Bully. Coward. Victim.: The Story Of Roy Cohn



Peter Medak’s The Ghost of Peter Sellers
2018 DOC NYC Behind The Scenes
Will be released on DVD by Passion River on June 30th.

Spencer Wolff’s Stop
2014 DOC NYC Metropolis
Will be released on DVD by Kino Lorber on June 30th.

Harry Mavromichalis’ OLYMPIA
2018 DOC NYC Centerstage
Will be released online on July 9th.


I Am Somebody

Directed by Madeline Anderson with Ralph Abernathy, Coretta Scott King & Andrew Young

“A vivid and compassionate chronicle of a nurses’ strike in Charleston by the first African-American woman documentarian.”

­­Strike On Film: Madeline Anderson’s ‘I Am Somebody’ (1970)

Mimi Howard writes on the film at Another Gaze: “As Anderson’s film suggests, such successes rarely happen without tapping into a broader political imaginary, attacking capital in its particularity and diffusion, and pulling ‘un-organised’, casualised bodies into the fold of solidarity. Strikes might have to become more general; unions have to be ready to become political to the best of their abilities. They might have to, simply because other people are watching. At the end of ‘I Am Somebody’, Brown, wearing her union cap, looks out onto the harbour, seagulls gliding across the surface. ‘If I didn’t learn but one thing,’ she says, ‘it was that if you are ready and willing to fight for yourself, other folks will be ready and willing to fight for you.’ Like water, solidarity fills gaps, rushes in.”

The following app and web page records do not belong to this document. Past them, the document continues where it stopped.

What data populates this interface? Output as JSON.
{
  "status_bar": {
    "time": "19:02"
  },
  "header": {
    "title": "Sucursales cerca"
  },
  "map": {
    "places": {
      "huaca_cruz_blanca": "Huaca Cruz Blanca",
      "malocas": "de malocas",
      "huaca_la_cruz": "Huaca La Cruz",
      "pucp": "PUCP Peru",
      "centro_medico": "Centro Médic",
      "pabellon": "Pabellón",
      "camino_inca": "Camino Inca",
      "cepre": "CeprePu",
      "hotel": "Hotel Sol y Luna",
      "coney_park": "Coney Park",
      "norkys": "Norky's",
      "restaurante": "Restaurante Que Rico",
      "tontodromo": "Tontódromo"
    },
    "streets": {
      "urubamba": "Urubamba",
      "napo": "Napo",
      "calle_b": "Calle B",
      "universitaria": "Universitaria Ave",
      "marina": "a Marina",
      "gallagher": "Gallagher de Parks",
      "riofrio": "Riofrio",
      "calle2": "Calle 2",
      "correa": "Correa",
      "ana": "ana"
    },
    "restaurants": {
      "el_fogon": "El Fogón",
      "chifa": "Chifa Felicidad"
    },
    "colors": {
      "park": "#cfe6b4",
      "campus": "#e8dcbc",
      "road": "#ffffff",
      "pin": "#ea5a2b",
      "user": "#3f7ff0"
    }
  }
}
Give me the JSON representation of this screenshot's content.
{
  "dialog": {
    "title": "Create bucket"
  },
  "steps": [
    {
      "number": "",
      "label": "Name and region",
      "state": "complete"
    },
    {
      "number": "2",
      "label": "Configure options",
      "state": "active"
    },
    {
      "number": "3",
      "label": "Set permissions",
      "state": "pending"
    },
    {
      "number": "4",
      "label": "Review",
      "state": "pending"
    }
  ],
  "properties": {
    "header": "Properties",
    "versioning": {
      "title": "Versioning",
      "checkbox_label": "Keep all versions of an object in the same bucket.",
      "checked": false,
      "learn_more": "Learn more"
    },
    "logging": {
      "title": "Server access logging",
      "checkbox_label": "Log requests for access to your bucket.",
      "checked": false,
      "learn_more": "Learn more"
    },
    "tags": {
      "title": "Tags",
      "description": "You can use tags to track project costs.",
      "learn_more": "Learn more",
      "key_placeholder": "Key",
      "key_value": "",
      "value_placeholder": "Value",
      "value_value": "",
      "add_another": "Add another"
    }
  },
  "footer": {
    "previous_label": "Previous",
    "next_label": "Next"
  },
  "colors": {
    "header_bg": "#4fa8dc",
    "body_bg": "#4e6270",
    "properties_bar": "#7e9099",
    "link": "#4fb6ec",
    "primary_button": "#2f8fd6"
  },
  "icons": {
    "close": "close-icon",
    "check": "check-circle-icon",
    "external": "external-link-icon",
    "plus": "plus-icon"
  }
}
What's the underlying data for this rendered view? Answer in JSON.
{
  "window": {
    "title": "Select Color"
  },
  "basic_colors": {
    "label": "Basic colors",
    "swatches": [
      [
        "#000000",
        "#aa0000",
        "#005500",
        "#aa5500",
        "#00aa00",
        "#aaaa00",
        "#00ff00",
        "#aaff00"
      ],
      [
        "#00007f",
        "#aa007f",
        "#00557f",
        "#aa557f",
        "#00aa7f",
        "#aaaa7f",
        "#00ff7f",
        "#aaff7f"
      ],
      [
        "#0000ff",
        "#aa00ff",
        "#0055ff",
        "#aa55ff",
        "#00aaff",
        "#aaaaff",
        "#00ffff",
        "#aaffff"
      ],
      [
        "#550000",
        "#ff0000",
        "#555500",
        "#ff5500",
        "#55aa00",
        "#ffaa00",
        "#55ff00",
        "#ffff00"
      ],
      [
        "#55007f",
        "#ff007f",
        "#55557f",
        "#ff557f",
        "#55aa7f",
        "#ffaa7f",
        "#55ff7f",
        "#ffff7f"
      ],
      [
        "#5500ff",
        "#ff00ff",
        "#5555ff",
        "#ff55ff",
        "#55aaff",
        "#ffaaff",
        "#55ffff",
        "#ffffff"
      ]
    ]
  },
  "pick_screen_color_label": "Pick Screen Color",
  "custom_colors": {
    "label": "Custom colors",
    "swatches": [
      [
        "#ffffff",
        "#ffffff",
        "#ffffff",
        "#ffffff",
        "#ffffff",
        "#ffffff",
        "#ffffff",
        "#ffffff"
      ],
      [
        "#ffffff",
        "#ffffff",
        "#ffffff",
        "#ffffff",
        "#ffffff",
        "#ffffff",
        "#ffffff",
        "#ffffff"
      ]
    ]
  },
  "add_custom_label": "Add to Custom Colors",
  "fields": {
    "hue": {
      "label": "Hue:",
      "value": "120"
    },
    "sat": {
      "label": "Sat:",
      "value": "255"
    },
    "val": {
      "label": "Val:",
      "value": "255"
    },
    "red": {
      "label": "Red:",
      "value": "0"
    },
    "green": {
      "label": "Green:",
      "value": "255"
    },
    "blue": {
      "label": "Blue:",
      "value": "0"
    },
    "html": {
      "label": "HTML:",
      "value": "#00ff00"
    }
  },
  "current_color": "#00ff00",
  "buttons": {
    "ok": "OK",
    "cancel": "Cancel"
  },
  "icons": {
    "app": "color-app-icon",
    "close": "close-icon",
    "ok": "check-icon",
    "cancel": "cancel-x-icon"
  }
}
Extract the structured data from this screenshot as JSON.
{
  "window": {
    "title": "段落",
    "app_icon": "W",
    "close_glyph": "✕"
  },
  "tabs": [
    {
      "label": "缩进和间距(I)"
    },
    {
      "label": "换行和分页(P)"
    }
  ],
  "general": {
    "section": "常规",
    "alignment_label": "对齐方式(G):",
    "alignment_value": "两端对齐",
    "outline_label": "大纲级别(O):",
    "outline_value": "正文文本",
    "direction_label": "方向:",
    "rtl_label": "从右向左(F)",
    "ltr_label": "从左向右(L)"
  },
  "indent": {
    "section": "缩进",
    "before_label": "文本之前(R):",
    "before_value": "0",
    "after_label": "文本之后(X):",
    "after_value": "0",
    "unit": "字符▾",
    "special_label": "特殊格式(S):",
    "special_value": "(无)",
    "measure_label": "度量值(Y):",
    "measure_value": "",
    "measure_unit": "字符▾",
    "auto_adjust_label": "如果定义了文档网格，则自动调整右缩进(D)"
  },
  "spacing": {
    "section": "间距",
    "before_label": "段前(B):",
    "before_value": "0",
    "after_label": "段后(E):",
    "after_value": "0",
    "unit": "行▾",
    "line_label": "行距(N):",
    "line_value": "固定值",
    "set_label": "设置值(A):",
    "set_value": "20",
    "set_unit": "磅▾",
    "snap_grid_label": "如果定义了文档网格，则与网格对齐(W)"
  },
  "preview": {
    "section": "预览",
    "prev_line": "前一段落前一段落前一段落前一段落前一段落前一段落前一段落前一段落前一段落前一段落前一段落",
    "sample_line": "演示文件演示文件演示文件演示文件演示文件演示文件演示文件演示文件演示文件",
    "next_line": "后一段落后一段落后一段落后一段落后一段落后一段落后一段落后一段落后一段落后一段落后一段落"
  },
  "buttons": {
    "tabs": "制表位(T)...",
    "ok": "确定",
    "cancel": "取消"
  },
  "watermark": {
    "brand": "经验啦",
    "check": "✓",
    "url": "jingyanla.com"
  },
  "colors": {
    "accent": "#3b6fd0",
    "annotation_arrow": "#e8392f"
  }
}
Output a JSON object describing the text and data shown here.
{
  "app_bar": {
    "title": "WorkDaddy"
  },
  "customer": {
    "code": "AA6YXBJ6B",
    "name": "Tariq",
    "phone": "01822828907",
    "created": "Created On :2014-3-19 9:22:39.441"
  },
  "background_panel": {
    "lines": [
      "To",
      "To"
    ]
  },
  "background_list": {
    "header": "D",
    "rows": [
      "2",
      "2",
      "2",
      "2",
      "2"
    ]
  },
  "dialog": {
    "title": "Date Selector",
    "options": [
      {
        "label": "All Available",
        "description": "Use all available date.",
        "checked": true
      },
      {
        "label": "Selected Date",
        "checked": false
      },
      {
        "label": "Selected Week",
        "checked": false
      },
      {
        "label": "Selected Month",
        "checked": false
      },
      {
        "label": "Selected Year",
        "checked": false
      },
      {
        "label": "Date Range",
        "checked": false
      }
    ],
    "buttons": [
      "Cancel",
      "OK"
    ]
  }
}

Crowdfunding has become an integral means of raising capital for documentary filmmakers around the globe. Each week we feature a promising new project that needs your help to cross that critical crowdfunding finish line.
This week’s project:No Sunshine in Here
Directed By
Karoline Maia
Funding Goal: $15,000